## RECORDS FOR THE TASK
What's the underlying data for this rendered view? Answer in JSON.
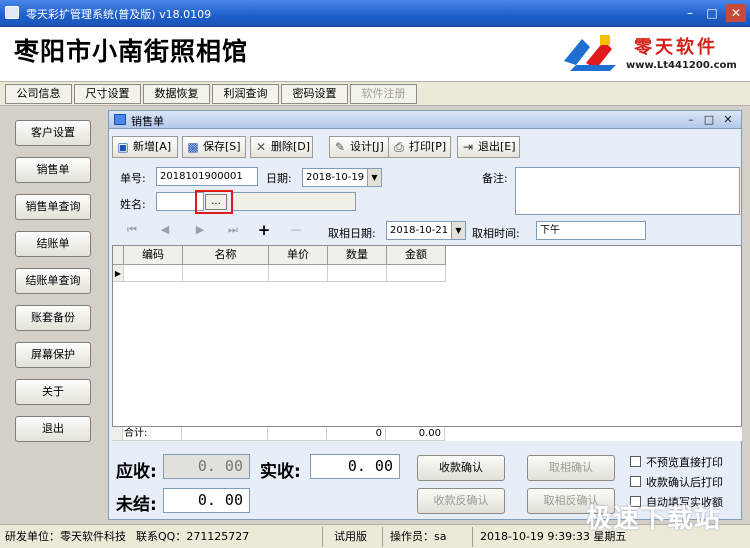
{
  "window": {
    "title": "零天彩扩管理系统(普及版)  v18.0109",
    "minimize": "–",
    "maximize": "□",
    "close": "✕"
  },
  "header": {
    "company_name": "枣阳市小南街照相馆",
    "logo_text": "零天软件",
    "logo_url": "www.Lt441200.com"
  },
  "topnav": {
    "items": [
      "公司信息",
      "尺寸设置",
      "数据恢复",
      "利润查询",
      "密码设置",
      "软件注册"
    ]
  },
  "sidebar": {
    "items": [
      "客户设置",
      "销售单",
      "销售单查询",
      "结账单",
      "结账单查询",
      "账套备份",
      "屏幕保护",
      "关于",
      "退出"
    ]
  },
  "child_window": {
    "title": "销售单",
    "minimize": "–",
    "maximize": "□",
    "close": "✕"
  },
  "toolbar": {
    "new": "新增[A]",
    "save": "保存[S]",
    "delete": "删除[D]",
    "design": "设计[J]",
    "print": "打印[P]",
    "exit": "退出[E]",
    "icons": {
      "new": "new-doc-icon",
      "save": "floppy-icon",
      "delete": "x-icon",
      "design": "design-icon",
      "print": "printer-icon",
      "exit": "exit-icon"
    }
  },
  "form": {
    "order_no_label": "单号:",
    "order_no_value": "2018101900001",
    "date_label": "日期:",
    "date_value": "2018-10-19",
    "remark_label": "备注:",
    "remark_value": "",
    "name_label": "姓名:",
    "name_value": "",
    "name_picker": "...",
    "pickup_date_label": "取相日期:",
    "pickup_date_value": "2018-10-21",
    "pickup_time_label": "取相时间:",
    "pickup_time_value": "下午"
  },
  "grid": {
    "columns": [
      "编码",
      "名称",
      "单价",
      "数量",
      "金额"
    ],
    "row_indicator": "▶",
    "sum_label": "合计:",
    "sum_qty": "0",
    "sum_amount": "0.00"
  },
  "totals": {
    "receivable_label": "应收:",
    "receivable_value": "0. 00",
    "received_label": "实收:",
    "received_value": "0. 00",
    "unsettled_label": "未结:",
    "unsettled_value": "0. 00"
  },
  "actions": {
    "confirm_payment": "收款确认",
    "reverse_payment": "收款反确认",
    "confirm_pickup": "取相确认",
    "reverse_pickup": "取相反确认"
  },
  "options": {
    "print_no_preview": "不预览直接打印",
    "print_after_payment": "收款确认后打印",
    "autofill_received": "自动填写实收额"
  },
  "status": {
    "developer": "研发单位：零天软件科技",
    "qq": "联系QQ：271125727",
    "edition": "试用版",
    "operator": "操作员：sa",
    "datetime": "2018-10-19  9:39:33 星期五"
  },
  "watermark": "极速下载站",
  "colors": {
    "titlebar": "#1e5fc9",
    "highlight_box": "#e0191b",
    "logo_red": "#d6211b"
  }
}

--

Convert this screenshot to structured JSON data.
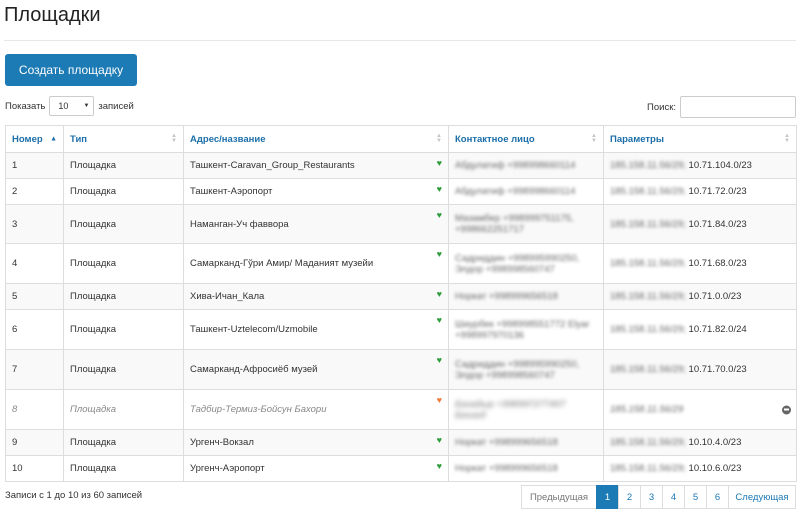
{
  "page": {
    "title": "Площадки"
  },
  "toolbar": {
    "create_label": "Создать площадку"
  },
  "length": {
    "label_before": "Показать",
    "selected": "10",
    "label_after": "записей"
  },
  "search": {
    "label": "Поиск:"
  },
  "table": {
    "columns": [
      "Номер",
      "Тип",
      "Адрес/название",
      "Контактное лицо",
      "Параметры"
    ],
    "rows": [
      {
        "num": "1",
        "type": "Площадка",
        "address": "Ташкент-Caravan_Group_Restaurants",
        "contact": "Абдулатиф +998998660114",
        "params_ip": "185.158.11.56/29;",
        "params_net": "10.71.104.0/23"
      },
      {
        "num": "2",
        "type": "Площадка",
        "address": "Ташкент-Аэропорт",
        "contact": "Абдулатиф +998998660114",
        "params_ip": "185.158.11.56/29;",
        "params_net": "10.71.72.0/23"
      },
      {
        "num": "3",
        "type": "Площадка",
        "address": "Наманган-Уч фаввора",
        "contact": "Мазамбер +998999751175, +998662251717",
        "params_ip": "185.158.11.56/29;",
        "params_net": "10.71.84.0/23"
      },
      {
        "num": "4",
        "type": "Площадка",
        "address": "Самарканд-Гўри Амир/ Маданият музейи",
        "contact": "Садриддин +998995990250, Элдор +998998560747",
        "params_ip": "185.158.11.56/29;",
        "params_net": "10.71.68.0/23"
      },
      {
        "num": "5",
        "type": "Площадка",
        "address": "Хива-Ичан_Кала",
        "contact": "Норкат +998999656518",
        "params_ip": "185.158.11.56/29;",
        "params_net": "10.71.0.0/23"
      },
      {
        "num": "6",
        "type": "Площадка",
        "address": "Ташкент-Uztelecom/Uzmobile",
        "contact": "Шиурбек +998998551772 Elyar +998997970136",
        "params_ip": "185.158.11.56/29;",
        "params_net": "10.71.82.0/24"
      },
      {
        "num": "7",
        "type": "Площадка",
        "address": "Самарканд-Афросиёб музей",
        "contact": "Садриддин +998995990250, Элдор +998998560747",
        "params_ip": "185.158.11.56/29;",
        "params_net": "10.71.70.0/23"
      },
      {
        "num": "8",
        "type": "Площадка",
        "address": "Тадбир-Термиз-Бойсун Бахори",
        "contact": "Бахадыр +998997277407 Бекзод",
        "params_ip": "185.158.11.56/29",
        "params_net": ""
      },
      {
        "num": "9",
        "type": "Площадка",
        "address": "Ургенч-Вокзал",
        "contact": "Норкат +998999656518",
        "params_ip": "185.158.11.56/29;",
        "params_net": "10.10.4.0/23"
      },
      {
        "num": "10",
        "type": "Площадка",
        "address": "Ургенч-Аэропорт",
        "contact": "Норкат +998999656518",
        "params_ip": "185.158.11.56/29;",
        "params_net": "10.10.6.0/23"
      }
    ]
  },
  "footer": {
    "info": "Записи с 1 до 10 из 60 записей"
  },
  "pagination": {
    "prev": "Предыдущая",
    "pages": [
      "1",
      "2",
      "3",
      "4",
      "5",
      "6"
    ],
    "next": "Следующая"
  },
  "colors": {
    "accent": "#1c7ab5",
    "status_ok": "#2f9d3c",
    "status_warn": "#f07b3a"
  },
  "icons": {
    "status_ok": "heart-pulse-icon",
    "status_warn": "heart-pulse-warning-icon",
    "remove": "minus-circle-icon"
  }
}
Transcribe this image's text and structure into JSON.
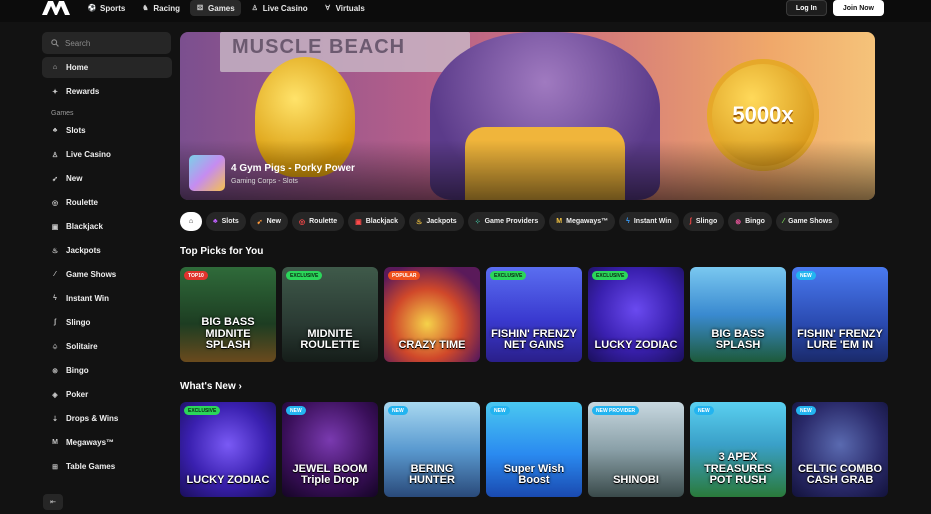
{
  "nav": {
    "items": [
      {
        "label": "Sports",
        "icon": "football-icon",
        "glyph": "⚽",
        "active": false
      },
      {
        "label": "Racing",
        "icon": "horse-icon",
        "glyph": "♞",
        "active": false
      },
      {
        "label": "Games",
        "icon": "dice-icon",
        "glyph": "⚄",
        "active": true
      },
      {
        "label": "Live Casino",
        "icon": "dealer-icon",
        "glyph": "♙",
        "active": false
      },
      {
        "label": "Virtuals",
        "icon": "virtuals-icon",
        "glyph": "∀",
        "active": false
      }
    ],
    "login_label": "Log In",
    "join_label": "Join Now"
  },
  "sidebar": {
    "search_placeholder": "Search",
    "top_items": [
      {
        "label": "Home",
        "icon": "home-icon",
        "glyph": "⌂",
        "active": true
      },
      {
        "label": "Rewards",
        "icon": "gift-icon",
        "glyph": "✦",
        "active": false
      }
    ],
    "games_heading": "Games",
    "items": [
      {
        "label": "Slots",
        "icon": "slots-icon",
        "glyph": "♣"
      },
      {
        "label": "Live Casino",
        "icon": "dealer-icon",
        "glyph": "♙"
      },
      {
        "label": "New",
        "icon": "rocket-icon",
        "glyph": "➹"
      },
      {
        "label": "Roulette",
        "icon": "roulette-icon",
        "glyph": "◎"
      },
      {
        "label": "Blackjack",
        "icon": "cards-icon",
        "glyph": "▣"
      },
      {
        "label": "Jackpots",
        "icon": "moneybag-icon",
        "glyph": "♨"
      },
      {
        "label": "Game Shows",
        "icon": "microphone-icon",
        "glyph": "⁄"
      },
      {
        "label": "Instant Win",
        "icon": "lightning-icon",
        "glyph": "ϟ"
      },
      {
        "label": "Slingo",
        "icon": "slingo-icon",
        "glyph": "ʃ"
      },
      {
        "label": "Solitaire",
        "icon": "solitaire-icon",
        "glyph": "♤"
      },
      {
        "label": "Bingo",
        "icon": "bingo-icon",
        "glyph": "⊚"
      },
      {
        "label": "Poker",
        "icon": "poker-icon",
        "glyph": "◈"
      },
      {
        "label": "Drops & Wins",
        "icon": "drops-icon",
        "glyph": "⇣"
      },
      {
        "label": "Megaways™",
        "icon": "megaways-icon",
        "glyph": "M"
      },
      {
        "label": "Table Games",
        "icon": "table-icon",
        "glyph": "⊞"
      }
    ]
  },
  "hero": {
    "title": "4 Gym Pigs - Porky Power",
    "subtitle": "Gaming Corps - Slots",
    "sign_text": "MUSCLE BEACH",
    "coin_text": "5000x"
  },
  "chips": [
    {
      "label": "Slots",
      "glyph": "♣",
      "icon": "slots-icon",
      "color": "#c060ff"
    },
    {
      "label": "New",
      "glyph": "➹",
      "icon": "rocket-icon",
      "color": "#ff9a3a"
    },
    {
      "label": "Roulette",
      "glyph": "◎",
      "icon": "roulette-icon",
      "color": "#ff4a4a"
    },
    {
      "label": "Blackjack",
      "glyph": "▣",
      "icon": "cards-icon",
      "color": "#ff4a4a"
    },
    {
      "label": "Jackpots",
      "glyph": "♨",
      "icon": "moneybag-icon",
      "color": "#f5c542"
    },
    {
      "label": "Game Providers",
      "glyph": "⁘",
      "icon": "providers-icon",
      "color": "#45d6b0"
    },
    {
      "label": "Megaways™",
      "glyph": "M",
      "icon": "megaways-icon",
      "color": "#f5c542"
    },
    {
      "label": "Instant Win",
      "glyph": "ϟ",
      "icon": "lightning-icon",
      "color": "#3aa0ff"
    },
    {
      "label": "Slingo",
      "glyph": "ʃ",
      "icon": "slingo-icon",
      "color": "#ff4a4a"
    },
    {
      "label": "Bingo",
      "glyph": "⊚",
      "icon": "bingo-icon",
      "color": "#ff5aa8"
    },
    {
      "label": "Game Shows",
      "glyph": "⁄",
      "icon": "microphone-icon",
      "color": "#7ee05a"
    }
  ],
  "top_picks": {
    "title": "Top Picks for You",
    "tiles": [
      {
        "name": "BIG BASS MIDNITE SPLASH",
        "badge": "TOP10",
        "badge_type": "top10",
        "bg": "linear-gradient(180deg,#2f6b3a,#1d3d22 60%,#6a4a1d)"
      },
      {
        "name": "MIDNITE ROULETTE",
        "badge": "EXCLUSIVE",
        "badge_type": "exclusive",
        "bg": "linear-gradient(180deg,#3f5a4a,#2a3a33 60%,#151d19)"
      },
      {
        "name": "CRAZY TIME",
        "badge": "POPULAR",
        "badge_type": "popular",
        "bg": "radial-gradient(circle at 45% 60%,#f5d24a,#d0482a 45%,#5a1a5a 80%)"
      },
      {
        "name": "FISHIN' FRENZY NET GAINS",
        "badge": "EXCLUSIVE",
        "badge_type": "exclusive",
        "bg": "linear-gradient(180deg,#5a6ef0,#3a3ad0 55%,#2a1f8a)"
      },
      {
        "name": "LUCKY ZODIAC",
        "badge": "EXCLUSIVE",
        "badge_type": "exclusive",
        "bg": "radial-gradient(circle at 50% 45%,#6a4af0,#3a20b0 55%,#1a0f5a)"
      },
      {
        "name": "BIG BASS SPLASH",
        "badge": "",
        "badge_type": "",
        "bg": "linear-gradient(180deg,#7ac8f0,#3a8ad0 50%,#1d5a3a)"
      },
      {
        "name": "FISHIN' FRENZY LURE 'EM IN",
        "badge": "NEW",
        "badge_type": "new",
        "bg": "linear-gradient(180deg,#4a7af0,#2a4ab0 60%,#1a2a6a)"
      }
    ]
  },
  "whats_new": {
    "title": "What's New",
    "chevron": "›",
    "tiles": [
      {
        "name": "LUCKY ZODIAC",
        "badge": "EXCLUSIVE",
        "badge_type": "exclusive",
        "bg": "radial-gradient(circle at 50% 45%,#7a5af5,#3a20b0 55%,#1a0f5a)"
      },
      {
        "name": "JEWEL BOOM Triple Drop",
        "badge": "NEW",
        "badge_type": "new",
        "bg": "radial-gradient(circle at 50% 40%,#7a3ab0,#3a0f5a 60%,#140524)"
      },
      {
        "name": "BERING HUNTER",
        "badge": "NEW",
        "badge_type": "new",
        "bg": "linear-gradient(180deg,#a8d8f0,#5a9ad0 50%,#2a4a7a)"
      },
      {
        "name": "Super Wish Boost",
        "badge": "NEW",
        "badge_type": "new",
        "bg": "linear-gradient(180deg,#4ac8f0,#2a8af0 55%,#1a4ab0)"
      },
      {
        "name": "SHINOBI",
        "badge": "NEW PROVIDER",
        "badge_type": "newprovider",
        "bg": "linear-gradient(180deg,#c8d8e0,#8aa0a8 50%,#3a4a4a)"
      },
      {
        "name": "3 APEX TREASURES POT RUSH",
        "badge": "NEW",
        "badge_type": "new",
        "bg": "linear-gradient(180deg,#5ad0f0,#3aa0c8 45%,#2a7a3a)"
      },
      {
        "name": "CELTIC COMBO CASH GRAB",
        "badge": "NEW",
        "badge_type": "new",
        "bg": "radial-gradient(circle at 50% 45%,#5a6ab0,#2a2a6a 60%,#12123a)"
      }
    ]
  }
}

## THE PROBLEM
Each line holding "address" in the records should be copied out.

## EXPECTED OUTPUT
        "address": "Ташкент-Caravan_Group_Restaurants",
        "address": "Ташкент-Аэропорт",
        "address": "Наманган-Уч фаввора",
        "address": "Самарканд-Гўри Амир/ Маданият музейи",
        "address": "Хива-Ичан_Кала",
        "address": "Ташкент-Uztelecom/Uzmobile",
        "address": "Самарканд-Афросиёб музей",
        "address": "Тадбир-Термиз-Бойсун Бахори",
        "address": "Ургенч-Вокзал",
        "address": "Ургенч-Аэропорт",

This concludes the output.